GIVEN DATA section start

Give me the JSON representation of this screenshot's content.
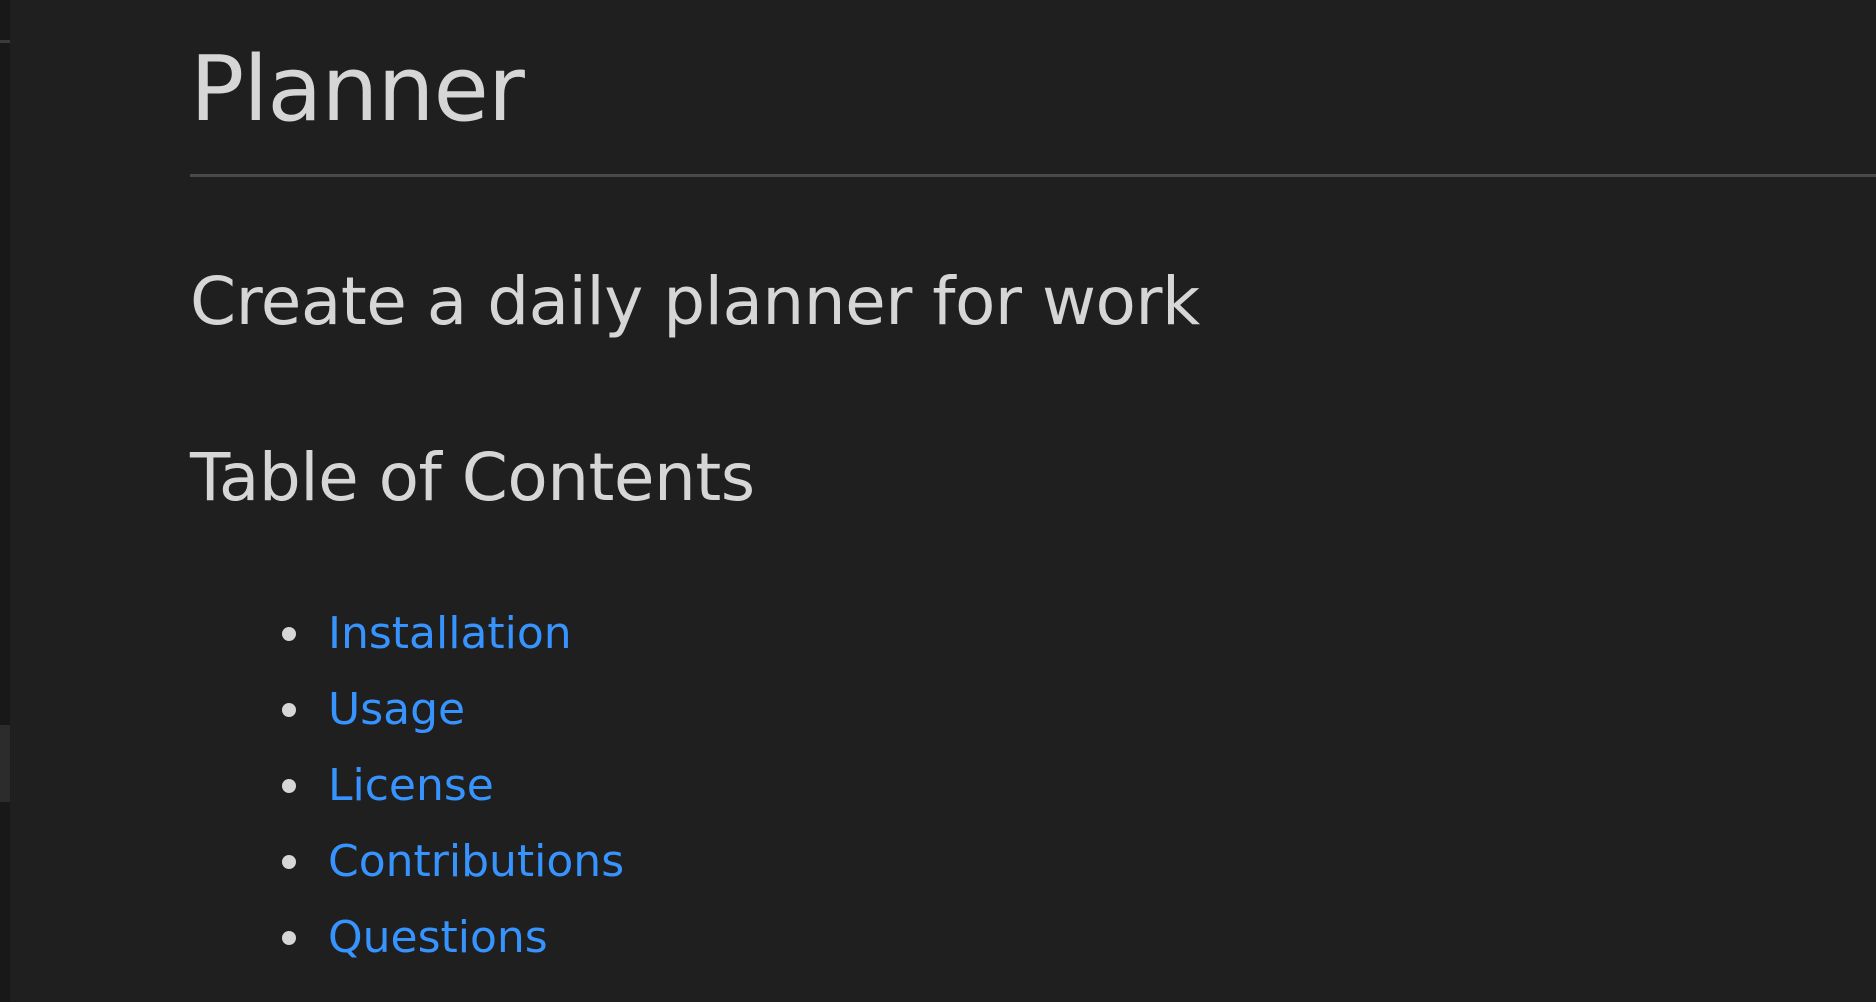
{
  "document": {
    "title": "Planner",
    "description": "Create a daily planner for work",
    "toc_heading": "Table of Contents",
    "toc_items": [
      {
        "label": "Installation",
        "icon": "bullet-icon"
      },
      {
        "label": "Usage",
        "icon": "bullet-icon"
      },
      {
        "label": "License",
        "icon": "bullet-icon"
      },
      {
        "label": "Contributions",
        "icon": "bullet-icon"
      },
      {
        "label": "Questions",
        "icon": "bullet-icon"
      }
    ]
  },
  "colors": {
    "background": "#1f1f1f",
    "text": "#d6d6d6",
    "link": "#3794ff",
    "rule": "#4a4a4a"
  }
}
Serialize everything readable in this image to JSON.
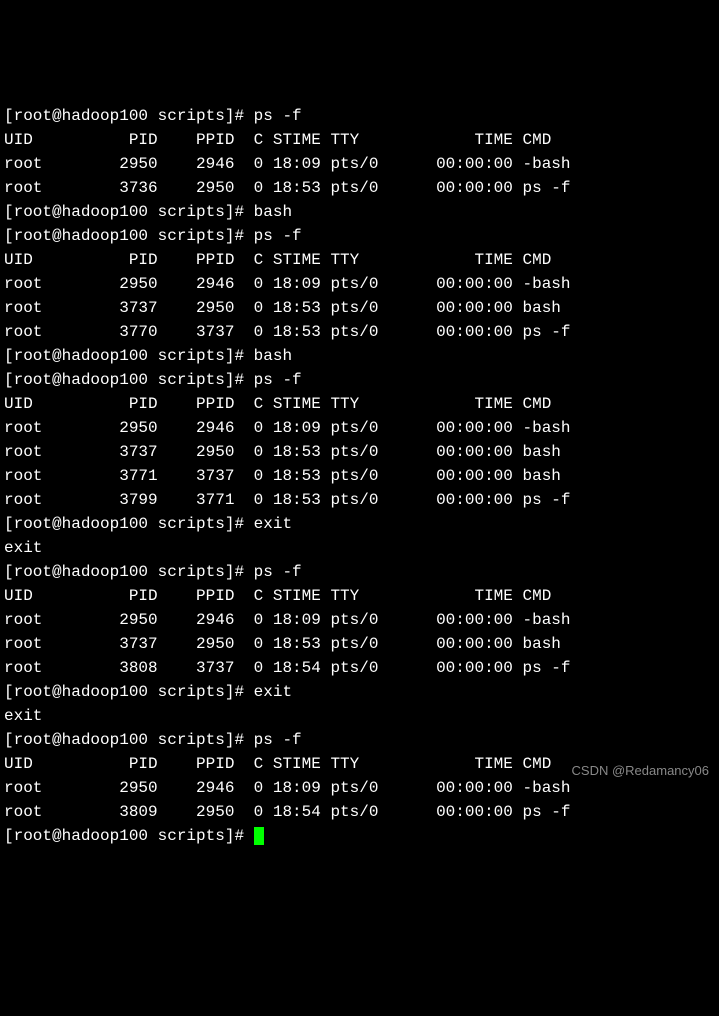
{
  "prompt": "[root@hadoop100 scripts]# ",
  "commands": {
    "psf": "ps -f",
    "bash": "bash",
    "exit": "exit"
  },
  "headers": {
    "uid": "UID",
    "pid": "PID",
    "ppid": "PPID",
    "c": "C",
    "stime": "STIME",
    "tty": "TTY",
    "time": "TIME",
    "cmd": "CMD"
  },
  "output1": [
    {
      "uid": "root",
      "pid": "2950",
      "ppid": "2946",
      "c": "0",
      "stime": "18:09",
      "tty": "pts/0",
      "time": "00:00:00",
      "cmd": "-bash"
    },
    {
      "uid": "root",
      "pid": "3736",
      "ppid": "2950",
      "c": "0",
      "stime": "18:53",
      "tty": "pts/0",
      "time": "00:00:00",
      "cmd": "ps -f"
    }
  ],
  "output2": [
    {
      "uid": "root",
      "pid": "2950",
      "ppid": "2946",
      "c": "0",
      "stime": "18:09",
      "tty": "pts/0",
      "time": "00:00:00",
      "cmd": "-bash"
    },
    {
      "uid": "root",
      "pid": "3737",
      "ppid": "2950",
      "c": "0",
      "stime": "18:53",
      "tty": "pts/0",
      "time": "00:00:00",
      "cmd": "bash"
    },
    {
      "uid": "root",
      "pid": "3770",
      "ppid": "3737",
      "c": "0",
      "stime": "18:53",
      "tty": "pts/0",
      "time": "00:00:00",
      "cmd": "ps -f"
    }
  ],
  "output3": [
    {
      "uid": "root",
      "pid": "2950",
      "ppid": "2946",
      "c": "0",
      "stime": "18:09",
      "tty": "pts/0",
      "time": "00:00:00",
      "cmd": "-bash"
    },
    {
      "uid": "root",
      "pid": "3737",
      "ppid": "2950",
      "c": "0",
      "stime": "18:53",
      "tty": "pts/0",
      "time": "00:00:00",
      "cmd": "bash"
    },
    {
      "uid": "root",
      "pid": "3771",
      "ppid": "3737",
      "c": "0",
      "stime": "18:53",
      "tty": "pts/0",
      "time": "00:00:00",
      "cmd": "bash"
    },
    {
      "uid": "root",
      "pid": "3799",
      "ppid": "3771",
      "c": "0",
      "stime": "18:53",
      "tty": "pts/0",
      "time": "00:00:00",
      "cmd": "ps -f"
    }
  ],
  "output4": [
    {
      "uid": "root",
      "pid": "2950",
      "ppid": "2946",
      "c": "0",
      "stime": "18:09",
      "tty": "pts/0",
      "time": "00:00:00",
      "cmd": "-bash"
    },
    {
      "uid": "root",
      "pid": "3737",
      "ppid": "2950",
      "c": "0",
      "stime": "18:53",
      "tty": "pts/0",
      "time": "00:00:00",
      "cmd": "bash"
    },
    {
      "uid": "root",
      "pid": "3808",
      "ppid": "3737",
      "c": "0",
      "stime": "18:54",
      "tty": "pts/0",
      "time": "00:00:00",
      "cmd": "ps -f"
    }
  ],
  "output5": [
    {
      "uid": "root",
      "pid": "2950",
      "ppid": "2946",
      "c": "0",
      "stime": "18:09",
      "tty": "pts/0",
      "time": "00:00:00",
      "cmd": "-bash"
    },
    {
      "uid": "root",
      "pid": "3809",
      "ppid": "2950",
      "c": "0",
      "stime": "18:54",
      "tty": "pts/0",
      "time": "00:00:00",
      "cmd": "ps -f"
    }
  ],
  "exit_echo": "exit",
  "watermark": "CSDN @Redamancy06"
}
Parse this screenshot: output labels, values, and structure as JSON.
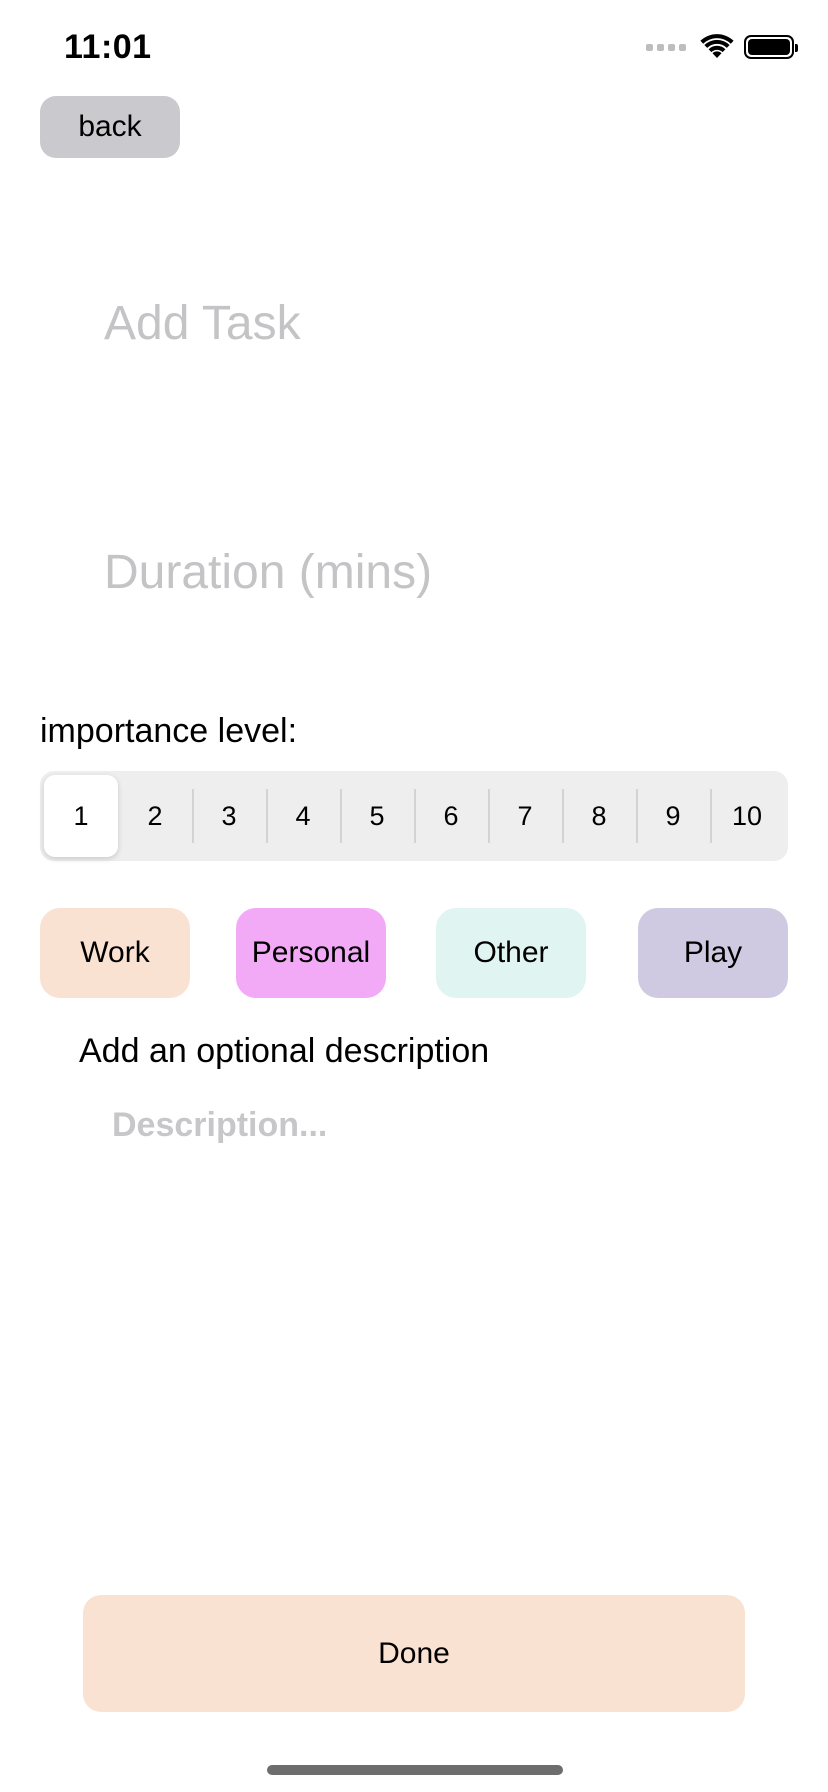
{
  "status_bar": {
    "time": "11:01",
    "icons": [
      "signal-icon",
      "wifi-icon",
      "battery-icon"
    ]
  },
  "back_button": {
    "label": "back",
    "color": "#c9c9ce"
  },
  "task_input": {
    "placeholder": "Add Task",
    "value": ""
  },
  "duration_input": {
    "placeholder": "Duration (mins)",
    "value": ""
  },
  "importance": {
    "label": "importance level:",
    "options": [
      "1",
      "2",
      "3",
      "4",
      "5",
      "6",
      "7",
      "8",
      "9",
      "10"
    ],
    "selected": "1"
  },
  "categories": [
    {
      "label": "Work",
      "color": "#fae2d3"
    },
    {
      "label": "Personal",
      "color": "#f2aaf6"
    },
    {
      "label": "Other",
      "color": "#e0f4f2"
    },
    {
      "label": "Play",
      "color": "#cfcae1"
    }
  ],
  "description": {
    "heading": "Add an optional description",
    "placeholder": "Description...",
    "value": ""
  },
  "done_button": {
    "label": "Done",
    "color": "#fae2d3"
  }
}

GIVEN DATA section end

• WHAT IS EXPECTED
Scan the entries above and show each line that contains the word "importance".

• WRITTEN REPLY
  "importance": {
    "label": "importance level:",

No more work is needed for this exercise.